For one thing, celebrities don't have the privacy an ordinary person has. The most
personal details of their lives are splashed all over the front pages of the National
Enquirer and the Globe so that bored supermarket shoppers can read about "Leonardo
DiCaprio's Awful Secret" or "The Heartbreak Behind Winona Ryder's Smile." Even a
celebrity's family is hauled into the spotlight. A teenage son's arrest for pot possession or
a wife's drinking problem becomes the subject of glaring headlines. Photographers hound
celebrities at their homes, in restaurants, and on the street, hoping to get a picture of Halle
Berry in curlers or Jim Carrey guzzling a beer. When celebrities try to do the things that
normal people do, like eat out or attend a football game, they run the risk of being
interrupted by thoughtless autograph hounds or mobbed by aggressive fans.

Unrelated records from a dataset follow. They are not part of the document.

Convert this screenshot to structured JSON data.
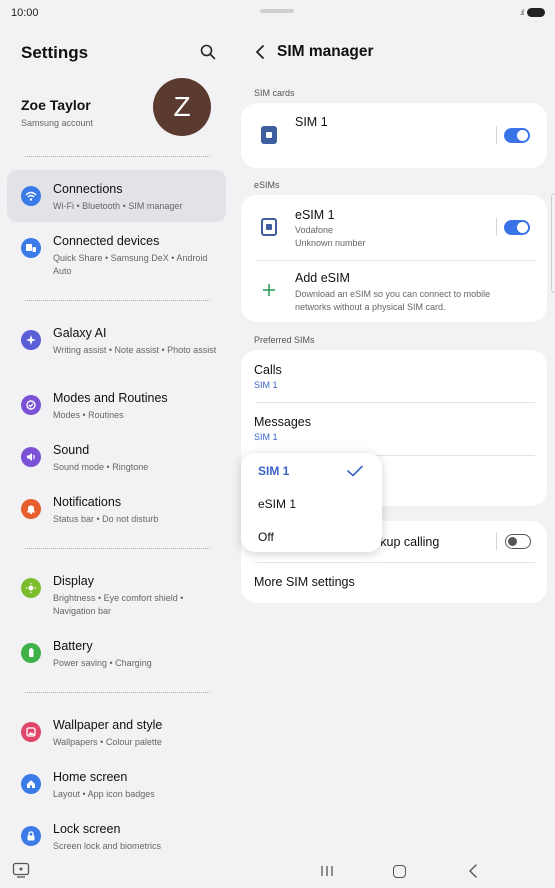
{
  "status_bar": {
    "time": "10:00"
  },
  "left_pane": {
    "title": "Settings",
    "profile": {
      "name": "Zoe Taylor",
      "subtitle": "Samsung account",
      "avatar_letter": "Z"
    },
    "items": [
      {
        "title": "Connections",
        "subtitle": "Wi-Fi • Bluetooth • SIM manager",
        "icon": "wifi-icon",
        "color": "#3b7be8",
        "active": true
      },
      {
        "title": "Connected devices",
        "subtitle": "Quick Share • Samsung DeX • Android Auto",
        "icon": "devices-icon",
        "color": "#3b7be8"
      },
      {
        "title": "Galaxy AI",
        "subtitle": "Writing assist • Note assist • Photo assist",
        "icon": "sparkle-icon",
        "color": "#5a5fd8"
      },
      {
        "title": "Modes and Routines",
        "subtitle": "Modes • Routines",
        "icon": "routine-icon",
        "color": "#7b52d6"
      },
      {
        "title": "Sound",
        "subtitle": "Sound mode • Ringtone",
        "icon": "speaker-icon",
        "color": "#7b52d6"
      },
      {
        "title": "Notifications",
        "subtitle": "Status bar • Do not disturb",
        "icon": "bell-icon",
        "color": "#e5602c"
      },
      {
        "title": "Display",
        "subtitle": "Brightness • Eye comfort shield • Navigation bar",
        "icon": "sun-icon",
        "color": "#7dbd2c"
      },
      {
        "title": "Battery",
        "subtitle": "Power saving • Charging",
        "icon": "battery-icon",
        "color": "#3fb24a"
      },
      {
        "title": "Wallpaper and style",
        "subtitle": "Wallpapers • Colour palette",
        "icon": "wallpaper-icon",
        "color": "#e0476a"
      },
      {
        "title": "Home screen",
        "subtitle": "Layout • App icon badges",
        "icon": "home-icon",
        "color": "#3b7be8"
      },
      {
        "title": "Lock screen",
        "subtitle": "Screen lock and biometrics",
        "icon": "lock-icon",
        "color": "#3b7be8"
      }
    ]
  },
  "right_pane": {
    "title": "SIM manager",
    "sim_cards_header": "SIM cards",
    "sim1": {
      "name": "SIM 1",
      "enabled": true
    },
    "esims_header": "eSIMs",
    "esim1": {
      "name": "eSIM 1",
      "carrier": "Vodafone",
      "number": "Unknown number",
      "enabled": true
    },
    "add_esim": {
      "title": "Add eSIM",
      "description": "Download an eSIM so you can connect to mobile networks without a physical SIM card."
    },
    "preferred_header": "Preferred SIMs",
    "calls": {
      "title": "Calls",
      "value": "SIM 1"
    },
    "messages": {
      "title": "Messages",
      "value": "SIM 1"
    },
    "backup_calling": {
      "title_visible": "ckup calling",
      "enabled": false
    },
    "more_settings": "More SIM settings"
  },
  "dropdown": {
    "options": [
      "SIM 1",
      "eSIM 1",
      "Off"
    ],
    "selected": "SIM 1"
  },
  "colors": {
    "accent": "#3a73e8",
    "selected_text": "#3a63c7",
    "avatar_bg": "#5b3a30"
  }
}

In addition to the loss of privacy, celebrities must cope with the constant pressure of
having to look great and act right. Their physical appearance is always under observation.
Famous women, especially, suffer from the spotlight, drawing remarks like "She really
looks old" or "Boy, has she put on weight." Unflattering pictures of celebrities are
photographers' prizes to be sold to the highest bidder; this increases the pressure on
celebrities to look good at all times. Famous people are also under pressure to act calm
and collected under any circumstances. Because they are constantly observed, they have
no freedom to blow off steam or to do something just a little crazy.

Most important, celebrities must deal with the stress of being in constant danger. The
friendly grabs, hugs, and kisses of enthusiastic fans can quickly turn into uncontrolled
assaults on a celebrity's hair, clothes, and car. Most people agree that photographers bear
some responsibility for the death of one of the leading celebrities of the 1990s—Princess
Diana. Whether or not their pursuit caused the crash that took her life, it's clear she was
chased as aggressively as any escaped convict by bloodhounds. And celebrity can even
lead to deliberately lethal attacks. The attempt to kill Ronald Reagan and the murder of
John Lennon came about because two unbalanced people became obsessed with these
world-famous figures. Famous people must live with the fact that they are always fair
game—and never out of season.

Some people dream of starring roles, their name in lights, and their picture on the cover
of People magazine. But the cost is far too high. A famous person gives up private life,
feels pressured to look and act certain ways all the time, and is never completely safe. An
ordinary, calm life is far safer and saner than a life of fame.

Recommendation for Assessment
It is highly recommended that instructors using this module assess learning by selecting a
model essay from a source other than the student textbook.




                                             117
Reference
Langan, J. (2001). College writing skills with readings. New York: McGraw-Hill.




                                         118

				
DOCUMENT INFO
Shared By:
Categories:
Tags:
Stats:
views:4
posted:6/5/2012
language:
pages:10
shensengvf shensengvf http://
About